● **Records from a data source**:

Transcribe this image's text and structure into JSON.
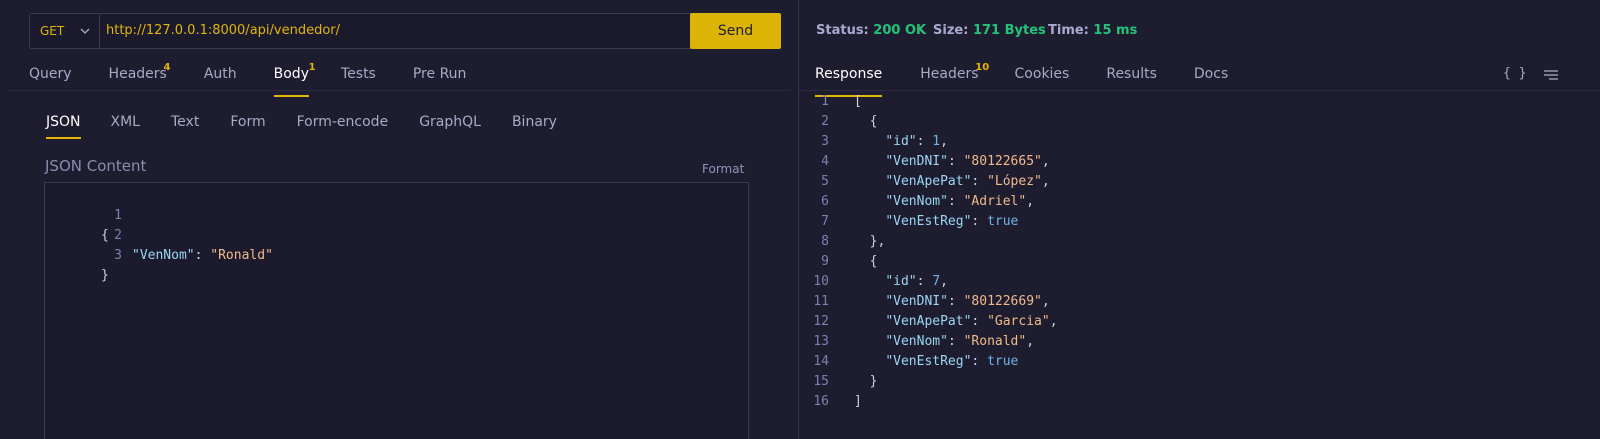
{
  "request": {
    "method": "GET",
    "url": "http://127.0.0.1:8000/api/vendedor/",
    "send_label": "Send",
    "tabs": [
      {
        "label": "Query",
        "badge": ""
      },
      {
        "label": "Headers",
        "badge": "4"
      },
      {
        "label": "Auth",
        "badge": ""
      },
      {
        "label": "Body",
        "badge": "1"
      },
      {
        "label": "Tests",
        "badge": ""
      },
      {
        "label": "Pre Run",
        "badge": ""
      }
    ],
    "active_tab": "Body",
    "body_tabs": [
      "JSON",
      "XML",
      "Text",
      "Form",
      "Form-encode",
      "GraphQL",
      "Binary"
    ],
    "active_body_tab": "JSON",
    "content_label": "JSON Content",
    "format_label": "Format",
    "lines": [
      {
        "num": "1",
        "text": "{"
      },
      {
        "num": "2",
        "key": "\"VenNom\"",
        "sep": ": ",
        "value": "\"Ronald\""
      },
      {
        "num": "3",
        "text": "}"
      }
    ]
  },
  "response": {
    "status_label": "Status:",
    "status_value": "200 OK",
    "size_label": "Size:",
    "size_value": "171 Bytes",
    "time_label": "Time:",
    "time_value": "15 ms",
    "tabs": [
      {
        "label": "Response",
        "badge": ""
      },
      {
        "label": "Headers",
        "badge": "10"
      },
      {
        "label": "Cookies",
        "badge": ""
      },
      {
        "label": "Results",
        "badge": ""
      },
      {
        "label": "Docs",
        "badge": ""
      }
    ],
    "active_tab": "Response",
    "icons": [
      "braces-icon",
      "menu-icon"
    ],
    "braces_glyph": "{ }",
    "lines": [
      {
        "num": "1",
        "indent": "",
        "text": "["
      },
      {
        "num": "2",
        "indent": "  ",
        "text": "{"
      },
      {
        "num": "3",
        "indent": "    ",
        "key": "\"id\"",
        "value": "1",
        "vtype": "n",
        "comma": ","
      },
      {
        "num": "4",
        "indent": "    ",
        "key": "\"VenDNI\"",
        "value": "\"80122665\"",
        "vtype": "s",
        "comma": ","
      },
      {
        "num": "5",
        "indent": "    ",
        "key": "\"VenApePat\"",
        "value": "\"López\"",
        "vtype": "s",
        "comma": ","
      },
      {
        "num": "6",
        "indent": "    ",
        "key": "\"VenNom\"",
        "value": "\"Adriel\"",
        "vtype": "s",
        "comma": ","
      },
      {
        "num": "7",
        "indent": "    ",
        "key": "\"VenEstReg\"",
        "value": "true",
        "vtype": "b",
        "comma": ""
      },
      {
        "num": "8",
        "indent": "  ",
        "text": "},"
      },
      {
        "num": "9",
        "indent": "  ",
        "text": "{"
      },
      {
        "num": "10",
        "indent": "    ",
        "key": "\"id\"",
        "value": "7",
        "vtype": "n",
        "comma": ","
      },
      {
        "num": "11",
        "indent": "    ",
        "key": "\"VenDNI\"",
        "value": "\"80122669\"",
        "vtype": "s",
        "comma": ","
      },
      {
        "num": "12",
        "indent": "    ",
        "key": "\"VenApePat\"",
        "value": "\"Garcia\"",
        "vtype": "s",
        "comma": ","
      },
      {
        "num": "13",
        "indent": "    ",
        "key": "\"VenNom\"",
        "value": "\"Ronald\"",
        "vtype": "s",
        "comma": ","
      },
      {
        "num": "14",
        "indent": "    ",
        "key": "\"VenEstReg\"",
        "value": "true",
        "vtype": "b",
        "comma": ""
      },
      {
        "num": "15",
        "indent": "  ",
        "text": "}"
      },
      {
        "num": "16",
        "indent": "",
        "text": "]"
      }
    ]
  },
  "colors": {
    "accent": "#e3b505",
    "status_ok": "#23c47a",
    "background": "#1e1d30"
  }
}
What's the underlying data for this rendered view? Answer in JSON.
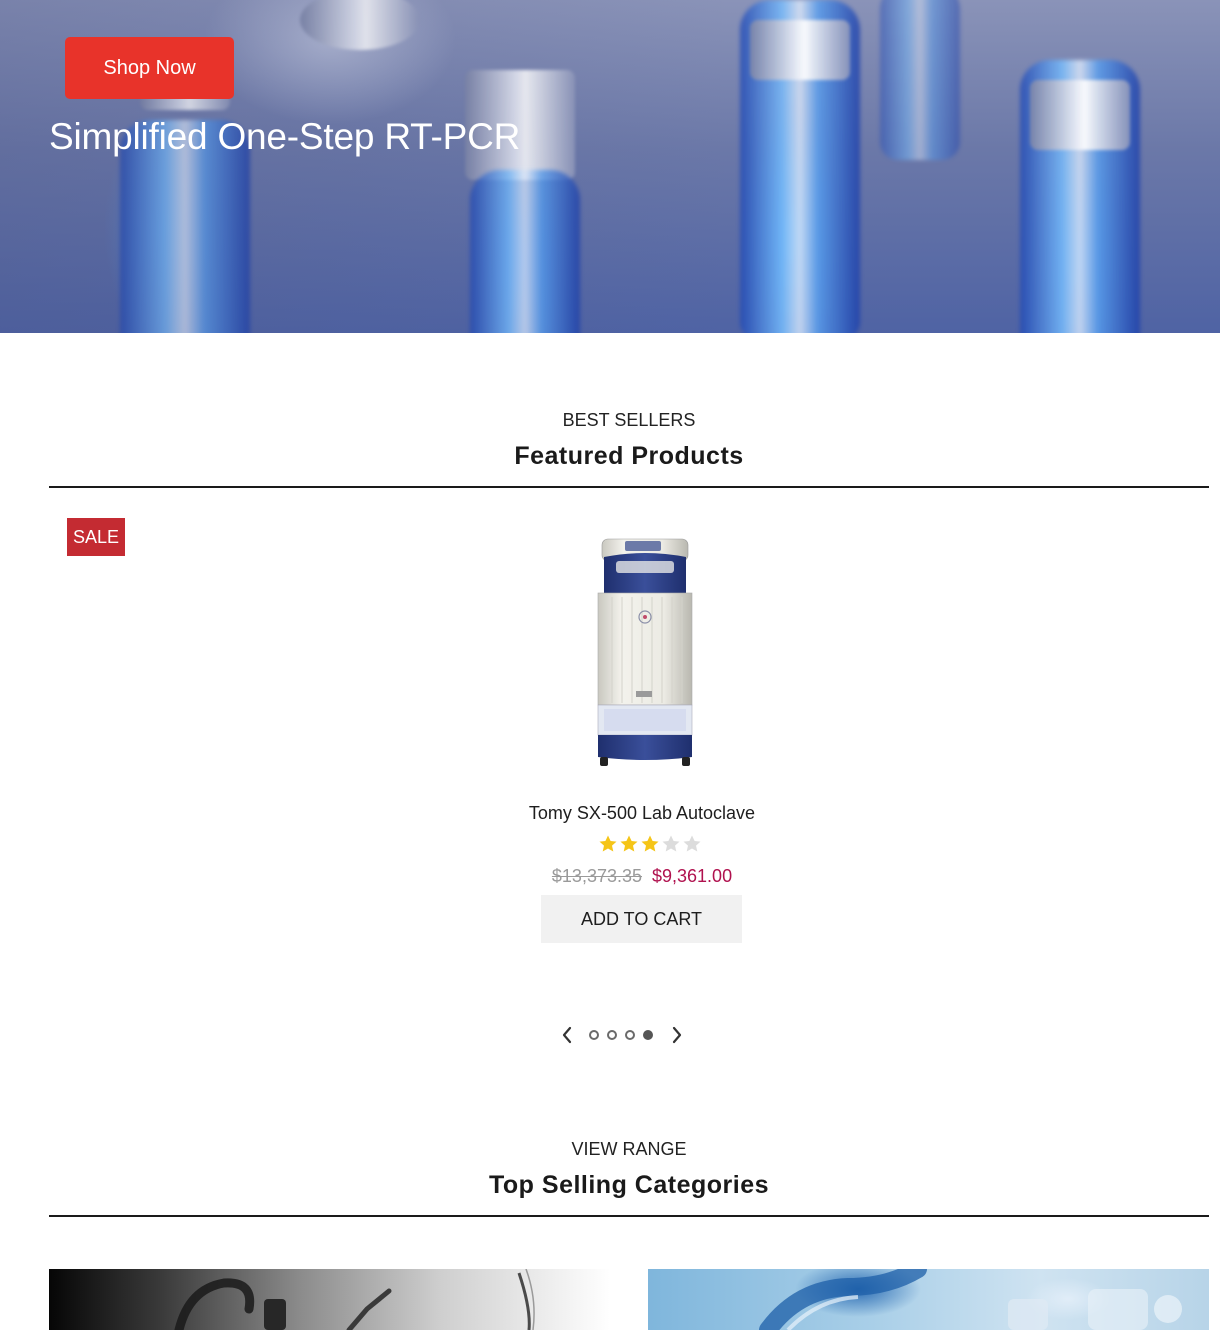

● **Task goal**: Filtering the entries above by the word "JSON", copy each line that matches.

● **Output below**:
Transcribe this image's text and structure into JSON.
      "JSON",
    "active_body_tab": "JSON",
    "content_label": "JSON Content",
What's the underlying data for this rendered view? Answer in JSON.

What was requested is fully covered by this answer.